Records from a data source:
Segment Open
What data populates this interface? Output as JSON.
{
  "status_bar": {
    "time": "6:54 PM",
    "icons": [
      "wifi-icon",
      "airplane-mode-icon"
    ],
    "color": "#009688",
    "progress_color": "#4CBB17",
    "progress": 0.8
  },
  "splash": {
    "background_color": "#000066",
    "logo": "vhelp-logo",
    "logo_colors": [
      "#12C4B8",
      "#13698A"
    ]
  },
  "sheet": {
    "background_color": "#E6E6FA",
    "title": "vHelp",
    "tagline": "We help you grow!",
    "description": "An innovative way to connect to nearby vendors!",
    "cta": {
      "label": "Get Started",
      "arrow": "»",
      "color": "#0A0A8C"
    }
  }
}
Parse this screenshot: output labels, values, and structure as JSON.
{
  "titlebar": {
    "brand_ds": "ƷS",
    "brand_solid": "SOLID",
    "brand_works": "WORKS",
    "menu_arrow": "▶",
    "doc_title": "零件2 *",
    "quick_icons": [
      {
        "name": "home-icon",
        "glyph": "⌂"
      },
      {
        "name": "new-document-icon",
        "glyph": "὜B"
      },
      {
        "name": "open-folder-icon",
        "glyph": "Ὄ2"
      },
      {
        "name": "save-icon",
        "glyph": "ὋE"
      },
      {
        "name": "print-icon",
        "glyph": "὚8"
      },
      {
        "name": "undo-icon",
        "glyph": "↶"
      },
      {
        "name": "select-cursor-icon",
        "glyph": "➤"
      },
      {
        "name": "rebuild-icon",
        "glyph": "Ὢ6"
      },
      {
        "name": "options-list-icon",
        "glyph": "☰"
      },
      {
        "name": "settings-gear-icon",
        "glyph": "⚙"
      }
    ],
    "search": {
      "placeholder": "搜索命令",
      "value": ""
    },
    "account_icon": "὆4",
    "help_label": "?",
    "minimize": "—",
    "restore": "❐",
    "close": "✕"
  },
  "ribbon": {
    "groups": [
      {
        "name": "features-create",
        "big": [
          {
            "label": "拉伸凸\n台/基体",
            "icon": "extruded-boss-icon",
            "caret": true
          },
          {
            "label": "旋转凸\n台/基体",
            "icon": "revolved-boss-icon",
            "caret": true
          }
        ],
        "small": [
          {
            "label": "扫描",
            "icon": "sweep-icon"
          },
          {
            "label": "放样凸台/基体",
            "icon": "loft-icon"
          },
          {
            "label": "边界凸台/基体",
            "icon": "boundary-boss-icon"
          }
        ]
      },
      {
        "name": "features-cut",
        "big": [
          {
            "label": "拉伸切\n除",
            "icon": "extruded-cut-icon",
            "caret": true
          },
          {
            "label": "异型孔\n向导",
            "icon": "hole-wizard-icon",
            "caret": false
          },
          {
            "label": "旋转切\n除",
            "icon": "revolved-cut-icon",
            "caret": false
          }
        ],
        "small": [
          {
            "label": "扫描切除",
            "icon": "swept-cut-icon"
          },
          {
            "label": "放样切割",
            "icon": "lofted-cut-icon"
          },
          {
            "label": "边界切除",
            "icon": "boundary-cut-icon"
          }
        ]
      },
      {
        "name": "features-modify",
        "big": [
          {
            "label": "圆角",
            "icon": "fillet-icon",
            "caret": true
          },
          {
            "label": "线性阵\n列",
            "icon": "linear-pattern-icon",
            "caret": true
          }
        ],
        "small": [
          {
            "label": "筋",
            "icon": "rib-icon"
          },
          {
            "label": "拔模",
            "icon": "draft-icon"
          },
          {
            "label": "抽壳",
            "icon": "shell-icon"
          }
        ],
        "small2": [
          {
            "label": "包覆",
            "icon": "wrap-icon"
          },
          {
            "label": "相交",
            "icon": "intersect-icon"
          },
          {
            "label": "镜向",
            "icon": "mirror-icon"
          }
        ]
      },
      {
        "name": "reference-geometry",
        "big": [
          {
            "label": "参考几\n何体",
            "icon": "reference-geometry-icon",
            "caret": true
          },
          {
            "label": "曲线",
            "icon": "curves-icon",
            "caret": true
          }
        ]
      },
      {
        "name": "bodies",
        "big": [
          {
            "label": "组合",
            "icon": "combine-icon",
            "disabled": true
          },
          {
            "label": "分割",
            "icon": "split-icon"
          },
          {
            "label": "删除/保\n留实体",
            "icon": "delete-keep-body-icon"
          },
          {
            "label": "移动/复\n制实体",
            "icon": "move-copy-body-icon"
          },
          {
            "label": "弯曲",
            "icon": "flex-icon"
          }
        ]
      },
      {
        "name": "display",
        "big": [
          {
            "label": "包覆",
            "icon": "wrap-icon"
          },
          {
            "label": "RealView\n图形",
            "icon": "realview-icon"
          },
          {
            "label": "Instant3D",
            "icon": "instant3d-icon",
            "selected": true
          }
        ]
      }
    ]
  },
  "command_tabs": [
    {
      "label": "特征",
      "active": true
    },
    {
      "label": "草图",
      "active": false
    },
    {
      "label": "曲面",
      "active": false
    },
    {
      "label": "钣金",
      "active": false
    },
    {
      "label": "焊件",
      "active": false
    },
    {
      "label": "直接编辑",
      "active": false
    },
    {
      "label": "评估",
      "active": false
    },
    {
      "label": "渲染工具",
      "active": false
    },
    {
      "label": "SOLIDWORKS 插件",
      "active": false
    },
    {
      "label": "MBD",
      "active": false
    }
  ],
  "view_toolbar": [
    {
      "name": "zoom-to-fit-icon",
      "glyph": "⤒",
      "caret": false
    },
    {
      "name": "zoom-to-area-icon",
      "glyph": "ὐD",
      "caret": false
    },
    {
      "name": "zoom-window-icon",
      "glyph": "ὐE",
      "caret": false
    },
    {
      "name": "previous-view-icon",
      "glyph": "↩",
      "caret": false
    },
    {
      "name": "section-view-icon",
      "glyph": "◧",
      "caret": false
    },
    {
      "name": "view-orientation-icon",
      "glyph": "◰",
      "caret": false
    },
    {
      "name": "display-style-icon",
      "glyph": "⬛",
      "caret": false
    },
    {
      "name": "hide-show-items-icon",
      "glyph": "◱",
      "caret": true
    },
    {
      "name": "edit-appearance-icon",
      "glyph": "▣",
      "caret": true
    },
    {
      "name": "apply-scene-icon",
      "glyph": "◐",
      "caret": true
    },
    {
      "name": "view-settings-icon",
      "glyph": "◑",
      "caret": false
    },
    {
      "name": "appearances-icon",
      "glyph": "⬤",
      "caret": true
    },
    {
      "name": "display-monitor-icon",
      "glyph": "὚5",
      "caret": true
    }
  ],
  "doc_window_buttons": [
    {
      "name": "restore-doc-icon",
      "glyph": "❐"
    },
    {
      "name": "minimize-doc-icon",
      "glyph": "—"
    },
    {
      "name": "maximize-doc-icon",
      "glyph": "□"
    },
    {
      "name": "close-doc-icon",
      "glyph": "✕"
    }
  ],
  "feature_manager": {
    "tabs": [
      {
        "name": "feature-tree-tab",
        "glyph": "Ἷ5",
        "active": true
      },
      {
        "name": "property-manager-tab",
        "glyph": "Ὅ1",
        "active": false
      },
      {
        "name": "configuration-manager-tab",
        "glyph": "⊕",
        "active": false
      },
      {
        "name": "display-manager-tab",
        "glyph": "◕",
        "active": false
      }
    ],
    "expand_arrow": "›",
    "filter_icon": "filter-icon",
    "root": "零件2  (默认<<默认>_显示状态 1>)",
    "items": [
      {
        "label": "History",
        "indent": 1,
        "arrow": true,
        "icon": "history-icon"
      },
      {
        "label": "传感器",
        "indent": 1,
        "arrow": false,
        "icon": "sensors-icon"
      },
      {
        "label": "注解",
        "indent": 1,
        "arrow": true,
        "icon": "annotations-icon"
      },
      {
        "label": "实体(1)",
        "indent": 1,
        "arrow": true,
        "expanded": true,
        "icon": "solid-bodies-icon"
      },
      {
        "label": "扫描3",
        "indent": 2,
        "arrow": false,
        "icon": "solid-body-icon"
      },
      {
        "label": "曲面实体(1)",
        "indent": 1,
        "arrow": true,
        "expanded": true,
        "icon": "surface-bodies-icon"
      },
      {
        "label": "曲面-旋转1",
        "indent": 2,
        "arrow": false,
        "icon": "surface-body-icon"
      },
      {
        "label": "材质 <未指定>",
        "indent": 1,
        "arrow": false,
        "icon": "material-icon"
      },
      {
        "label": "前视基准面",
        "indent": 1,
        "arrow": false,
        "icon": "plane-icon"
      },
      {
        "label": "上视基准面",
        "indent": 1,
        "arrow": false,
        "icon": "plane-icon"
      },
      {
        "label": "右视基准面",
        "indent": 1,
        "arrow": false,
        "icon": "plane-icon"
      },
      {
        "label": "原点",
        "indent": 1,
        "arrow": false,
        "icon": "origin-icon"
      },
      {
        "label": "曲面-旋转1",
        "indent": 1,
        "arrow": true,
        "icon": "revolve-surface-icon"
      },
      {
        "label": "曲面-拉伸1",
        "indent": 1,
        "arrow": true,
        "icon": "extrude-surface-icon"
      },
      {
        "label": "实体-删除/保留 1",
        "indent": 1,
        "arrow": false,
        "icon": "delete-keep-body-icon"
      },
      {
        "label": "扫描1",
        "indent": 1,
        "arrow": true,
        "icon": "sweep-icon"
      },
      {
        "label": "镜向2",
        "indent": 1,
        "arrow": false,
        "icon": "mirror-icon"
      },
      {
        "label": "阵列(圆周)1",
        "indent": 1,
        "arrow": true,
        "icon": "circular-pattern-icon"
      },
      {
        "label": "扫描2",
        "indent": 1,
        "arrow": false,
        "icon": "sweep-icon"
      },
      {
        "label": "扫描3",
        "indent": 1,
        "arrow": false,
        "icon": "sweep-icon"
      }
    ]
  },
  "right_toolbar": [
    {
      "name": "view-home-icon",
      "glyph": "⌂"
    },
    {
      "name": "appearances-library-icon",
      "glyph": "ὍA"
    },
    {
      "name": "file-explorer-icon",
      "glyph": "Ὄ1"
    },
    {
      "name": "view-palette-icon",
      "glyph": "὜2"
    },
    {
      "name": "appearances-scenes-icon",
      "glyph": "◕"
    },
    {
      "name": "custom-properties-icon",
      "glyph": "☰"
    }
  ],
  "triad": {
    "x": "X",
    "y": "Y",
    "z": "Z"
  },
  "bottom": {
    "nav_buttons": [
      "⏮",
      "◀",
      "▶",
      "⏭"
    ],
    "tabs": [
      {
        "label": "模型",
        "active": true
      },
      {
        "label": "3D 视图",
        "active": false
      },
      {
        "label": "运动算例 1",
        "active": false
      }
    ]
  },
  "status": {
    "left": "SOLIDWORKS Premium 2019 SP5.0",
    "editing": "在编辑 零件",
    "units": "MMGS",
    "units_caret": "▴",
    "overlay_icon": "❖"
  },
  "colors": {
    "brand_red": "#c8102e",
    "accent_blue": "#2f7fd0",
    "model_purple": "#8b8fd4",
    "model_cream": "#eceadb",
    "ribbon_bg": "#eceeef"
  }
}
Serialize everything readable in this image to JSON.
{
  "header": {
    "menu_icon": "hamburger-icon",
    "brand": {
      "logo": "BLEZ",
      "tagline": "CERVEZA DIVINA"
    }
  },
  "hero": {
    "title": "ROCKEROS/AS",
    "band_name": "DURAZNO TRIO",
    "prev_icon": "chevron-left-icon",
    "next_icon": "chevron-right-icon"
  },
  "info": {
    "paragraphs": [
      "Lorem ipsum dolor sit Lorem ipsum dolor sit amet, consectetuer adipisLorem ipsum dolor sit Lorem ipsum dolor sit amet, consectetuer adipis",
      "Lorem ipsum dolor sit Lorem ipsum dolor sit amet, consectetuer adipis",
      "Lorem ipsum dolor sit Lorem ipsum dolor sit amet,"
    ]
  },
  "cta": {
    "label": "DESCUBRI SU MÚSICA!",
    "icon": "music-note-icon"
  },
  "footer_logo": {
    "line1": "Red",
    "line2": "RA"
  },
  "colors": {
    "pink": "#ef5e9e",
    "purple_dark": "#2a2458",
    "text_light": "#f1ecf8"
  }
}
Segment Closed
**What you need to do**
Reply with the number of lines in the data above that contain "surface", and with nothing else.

**Response area**
4